### Website and app data records
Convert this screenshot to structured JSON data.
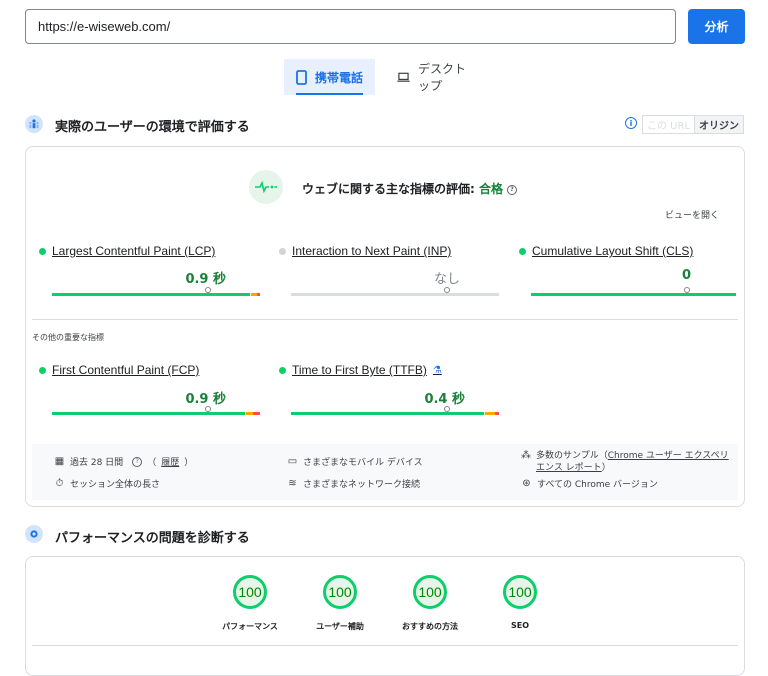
{
  "search": {
    "url": "https://e-wiseweb.com/",
    "analyze_label": "分析"
  },
  "device_tabs": {
    "mobile": "携帯電話",
    "desktop": "デスクトップ"
  },
  "field_section": {
    "title": "実際のユーザーの環境で評価する",
    "toggle": {
      "this_url": "この URL",
      "origin": "オリジン"
    },
    "assessment": {
      "prefix": "ウェブに関する主な指標の評価:",
      "result": "合格",
      "help": "?"
    },
    "expand_label": "ビューを開く",
    "core_metrics": [
      {
        "label": "Largest Contentful Paint (LCP)",
        "value": "0.9 秒",
        "status": "good",
        "p75_position": 0.75
      },
      {
        "label": "Interaction to Next Paint (INP)",
        "value": "なし",
        "status": "none",
        "p75_position": 0.75
      },
      {
        "label": "Cumulative Layout Shift (CLS)",
        "value": "0",
        "status": "good",
        "p75_position": 0.75
      }
    ],
    "other_heading": "その他の重要な指標",
    "other_metrics": [
      {
        "label": "First Contentful Paint (FCP)",
        "value": "0.9 秒",
        "status": "good",
        "p75_position": 0.75
      },
      {
        "label": "Time to First Byte (TTFB)",
        "value": "0.4 秒",
        "status": "good",
        "p75_position": 0.75
      }
    ],
    "summary": {
      "period": "過去 28 日間",
      "history_link": "履歴",
      "session": "セッション全体の長さ",
      "devices": "さまざまなモバイル デバイス",
      "network": "さまざまなネットワーク接続",
      "samples_prefix": "多数のサンプル（",
      "samples_link": "Chrome ユーザー エクスペリエンス レポート",
      "samples_suffix": "）",
      "chrome_versions": "すべての Chrome バージョン"
    }
  },
  "lab_section": {
    "title": "パフォーマンスの問題を診断する",
    "scores": [
      {
        "value": "100",
        "label": "パフォーマンス"
      },
      {
        "value": "100",
        "label": "ユーザー補助"
      },
      {
        "value": "100",
        "label": "おすすめの方法"
      },
      {
        "value": "100",
        "label": "SEO"
      }
    ]
  },
  "colors": {
    "accent": "#1a73e8",
    "good": "#0cce6b",
    "pass_text": "#188038",
    "average": "#ffa400",
    "poor": "#ff4e42"
  }
}
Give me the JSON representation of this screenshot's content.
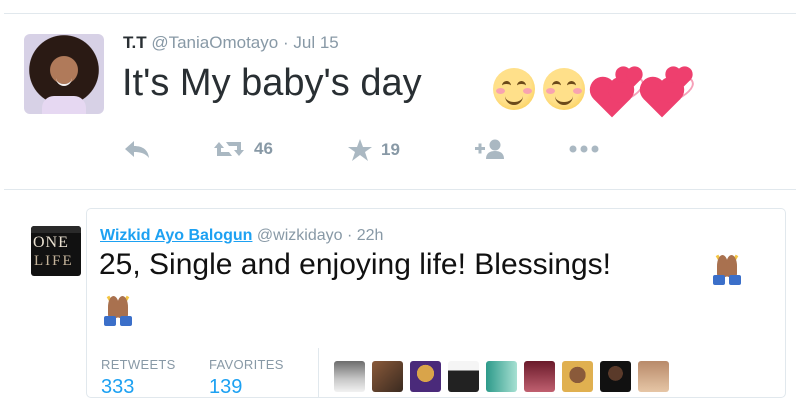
{
  "tweet": {
    "name": "T.T",
    "handle": "@TaniaOmotayo",
    "separator": "·",
    "date": "Jul 15",
    "text": "It's My baby's day",
    "emojis": [
      "smiling-face-with-smiling-eyes",
      "smiling-face-with-smiling-eyes",
      "revolving-hearts",
      "revolving-hearts"
    ],
    "actions": {
      "reply_icon": "reply-icon",
      "retweet_icon": "retweet-icon",
      "retweets": "46",
      "favorite_icon": "star-icon",
      "favorites": "19",
      "follow_icon": "follow-icon",
      "more_icon": "more-icon"
    }
  },
  "quoted": {
    "name": "Wizkid Ayo Balogun",
    "handle": "@wizkidayo",
    "separator": "·",
    "time": "22h",
    "text": "25, Single and enjoying life! Blessings!",
    "emoji": "person-with-folded-hands",
    "avatar_text_1": "ONE",
    "avatar_text_2": "LIFE",
    "stats": {
      "retweets_label": "RETWEETS",
      "retweets_value": "333",
      "favorites_label": "FAVORITES",
      "favorites_value": "139"
    },
    "favoriters_count_shown": 9
  },
  "colors": {
    "link": "#1da1f2",
    "muted": "#8899a6",
    "icon": "#aab8c2",
    "border": "#e1e8ed",
    "heart": "#ee3f6e"
  }
}
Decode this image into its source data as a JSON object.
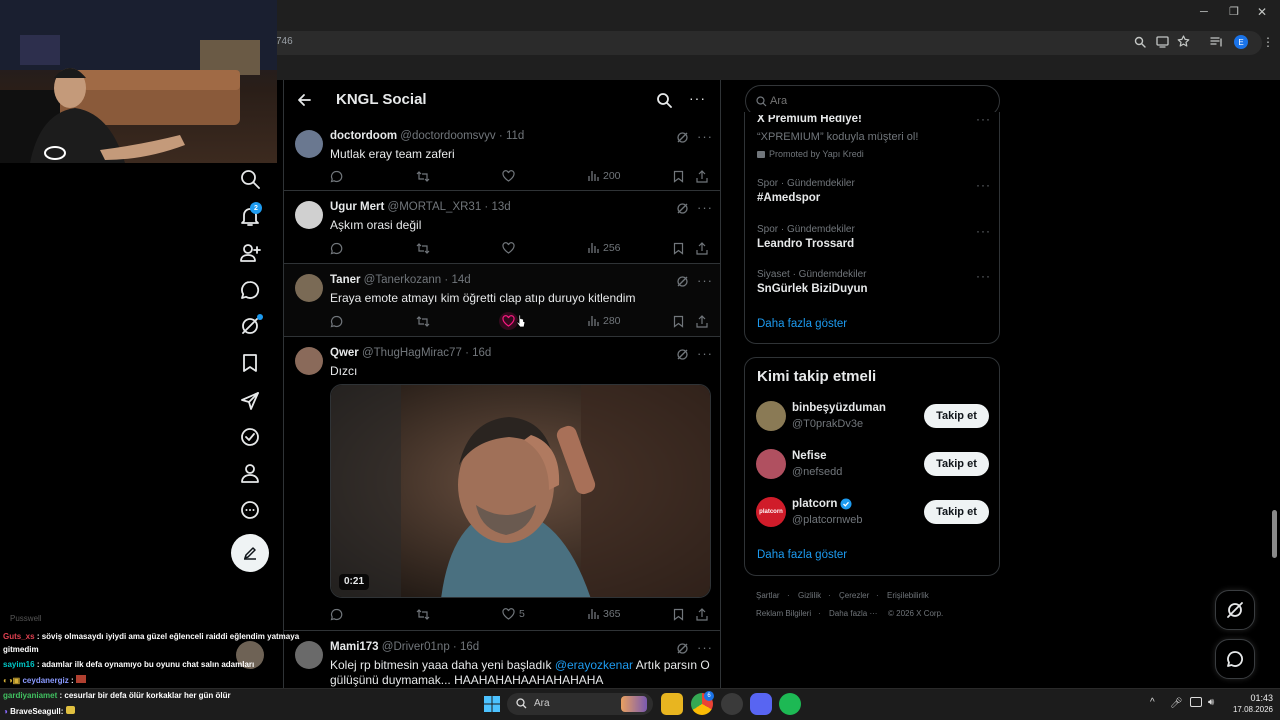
{
  "browser": {
    "url_fragment": "746",
    "window_controls": [
      "minimize-icon",
      "restore-icon",
      "close-icon"
    ]
  },
  "nav": {
    "notification_count": "2",
    "items": [
      "search-icon",
      "bell-icon",
      "follow-icon",
      "chat-icon",
      "grok-icon",
      "bookmark-icon",
      "rocket-icon",
      "verified-icon",
      "profile-icon",
      "more-circle-icon",
      "compose-icon"
    ]
  },
  "timeline": {
    "title": "KNGL Social",
    "posts": [
      {
        "name": "doctordoom",
        "handle": "@doctordoomsvyv",
        "time": "11d",
        "text": "Mutlak eray team zaferi",
        "likes": "",
        "views": "200",
        "avatar_color": "#6a7890"
      },
      {
        "name": "Ugur Mert",
        "handle": "@MORTAL_XR31",
        "time": "13d",
        "text": "Aşkım orasi değil",
        "likes": "",
        "views": "256",
        "avatar_color": "#c8c8c8"
      },
      {
        "name": "Taner",
        "handle": "@Tanerkozann",
        "time": "14d",
        "text": "Eraya emote atmayı kim öğretti clap atıp duruyo kitlendim",
        "likes": "",
        "views": "280",
        "avatar_color": "#7a6a55"
      },
      {
        "name": "Qwer",
        "handle": "@ThugHagMirac77",
        "time": "16d",
        "text": "Dızcı",
        "likes": "5",
        "views": "365",
        "avatar_color": "#8a6a5a",
        "video_duration": "0:21"
      },
      {
        "name": "Mami173",
        "handle": "@Driver01np",
        "time": "16d",
        "text": "Kolej rp bitmesin yaaa daha yeni başladık",
        "mention": "@erayozkenar",
        "text_after": "Artık parsın O",
        "text_line2": "gülüşünü duymamak... HAAHAHAHAAHAHAHAHA",
        "avatar_color": "#6a6a6a"
      }
    ]
  },
  "search": {
    "placeholder": "Ara"
  },
  "trends": {
    "promo_title": "X Premium Hediye!",
    "promo_text": "“XPREMIUM” koduyla müşteri ol!",
    "promo_by": "Promoted by Yapı Kredi",
    "items": [
      {
        "category": "Spor · Gündemdekiler",
        "name": "#Amedspor"
      },
      {
        "category": "Spor · Gündemdekiler",
        "name": "Leandro Trossard"
      },
      {
        "category": "Siyaset · Gündemdekiler",
        "name": "SnGürlek BiziDuyun"
      }
    ],
    "show_more": "Daha fazla göster"
  },
  "who_to_follow": {
    "title": "Kimi takip etmeli",
    "users": [
      {
        "name": "binbeşyüzduman",
        "handle": "@T0prakDv3e",
        "button": "Takip et",
        "avatar_color": "#8a7a55"
      },
      {
        "name": "Nefise",
        "handle": "@nefsedd",
        "button": "Takip et",
        "avatar_color": "#b05060"
      },
      {
        "name": "platcorn",
        "handle": "@platcornweb",
        "button": "Takip et",
        "avatar_color": "#d01c2a",
        "avatar_text": "platcorn"
      }
    ],
    "show_more": "Daha fazla göster"
  },
  "footer": {
    "links": [
      "Şartlar",
      "Gizlilik",
      "Çerezler",
      "Erişilebilirlik",
      "Reklam Bilgileri",
      "Daha fazla ···"
    ],
    "copyright": "© 2026 X Corp."
  },
  "chat": {
    "header": "Pusswell",
    "lines": [
      {
        "user": "Guts_xs",
        "color": "#e04050",
        "msg": ": söviş olmasaydı iyiydi ama güzel eğlenceli raiddi eğlendim yatmaya"
      },
      {
        "user": "",
        "color": "#ffffff",
        "msg": "gitmedim"
      },
      {
        "user": "sayim16",
        "color": "#00c8c8",
        "msg": ": adamlar ilk defa oynamıyo bu oyunu chat salın adamları"
      },
      {
        "user": "ceydanergiz",
        "color": "#8a9aff",
        "msg": ":"
      },
      {
        "user": "gardiyaniamet",
        "color": "#40c060",
        "msg": ": cesurlar bir defa ölür korkaklar her gün ölür"
      },
      {
        "user": "BraveSeagull",
        "color": "#ffffff",
        "msg": ":"
      }
    ]
  },
  "taskbar": {
    "search_placeholder": "Ara",
    "time": "01:43",
    "date": "17.08.2026",
    "badge": "6"
  }
}
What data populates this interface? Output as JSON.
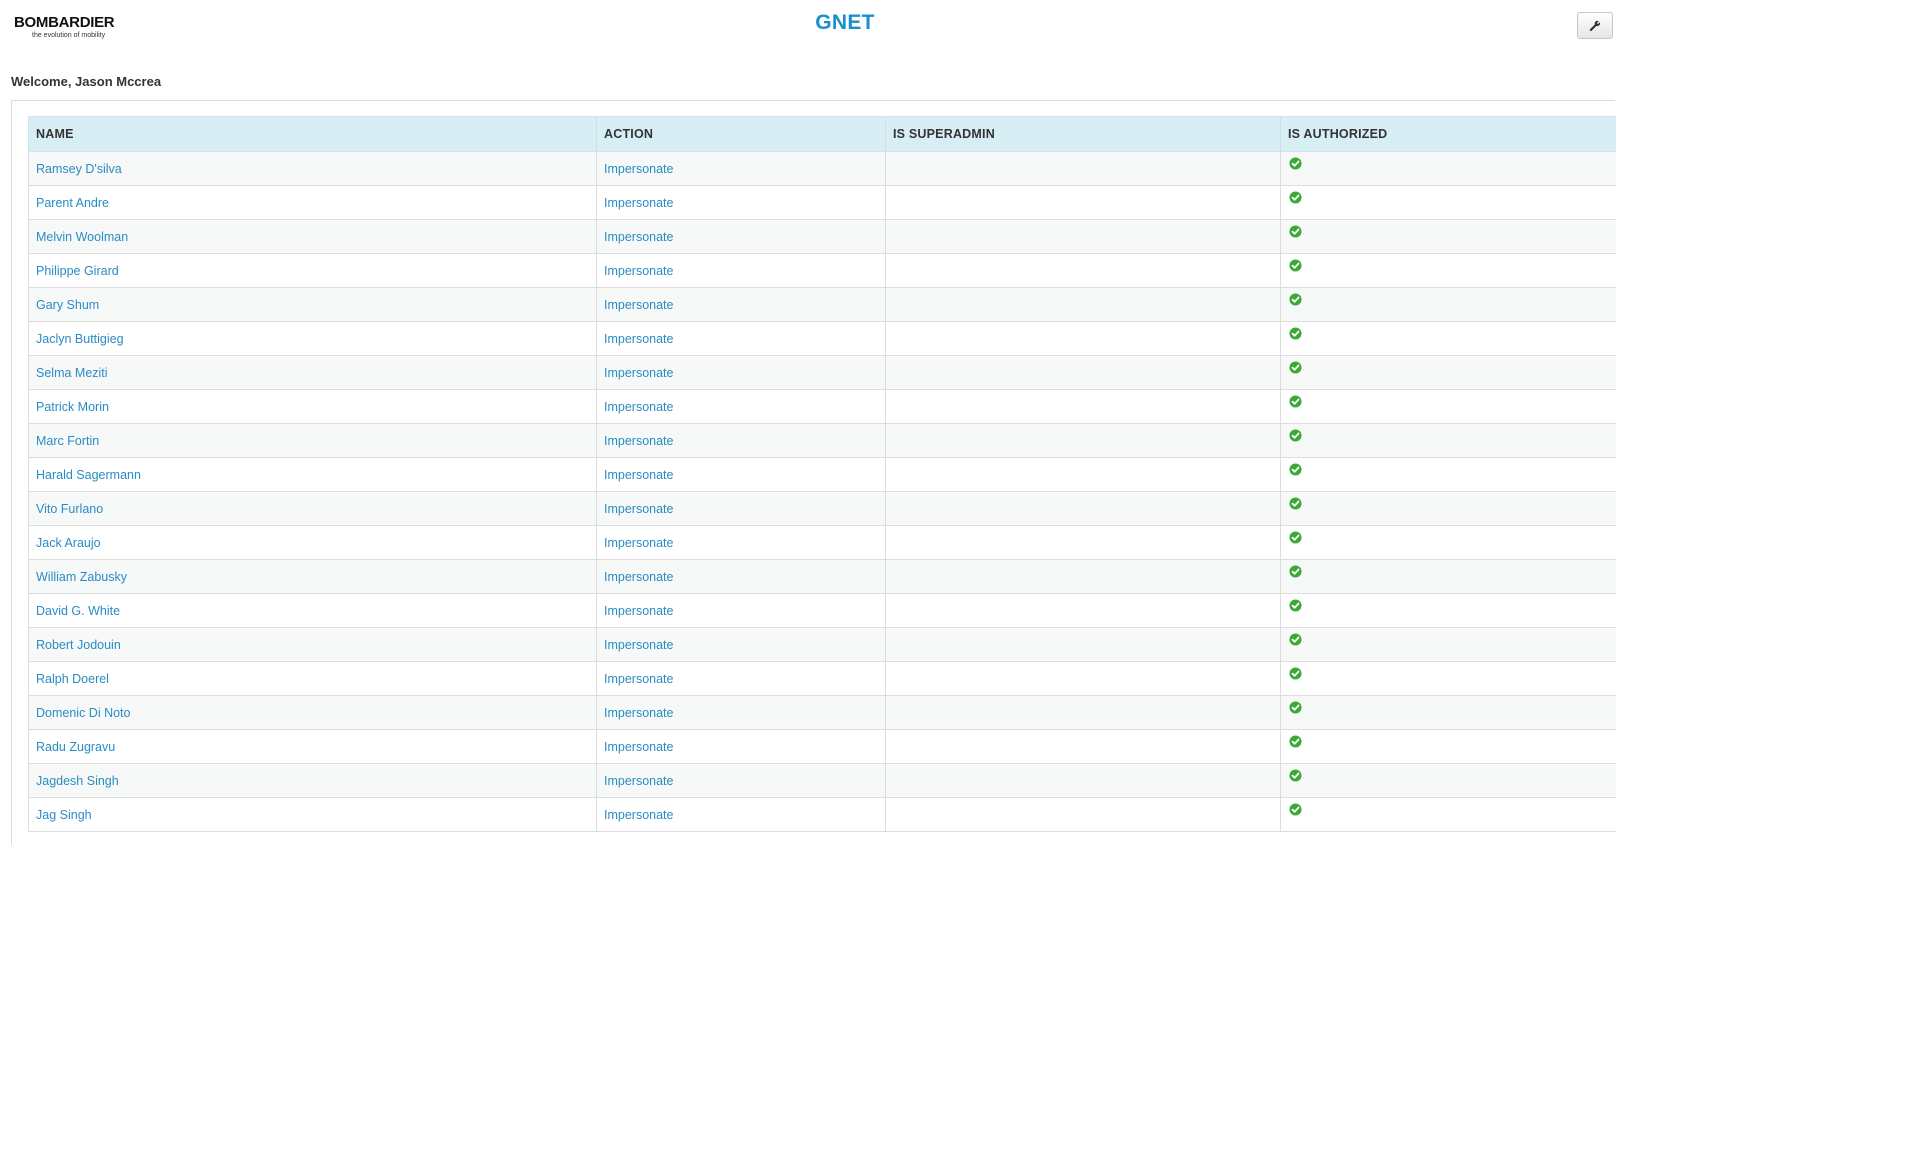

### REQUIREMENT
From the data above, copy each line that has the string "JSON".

### REPLY TO THE EXERCISE
Convert this screenshot to structured JSON data.
Give me the JSON representation of this screenshot's content.
Decode this image into its source data as a JSON object.
What data populates this interface? Output as JSON.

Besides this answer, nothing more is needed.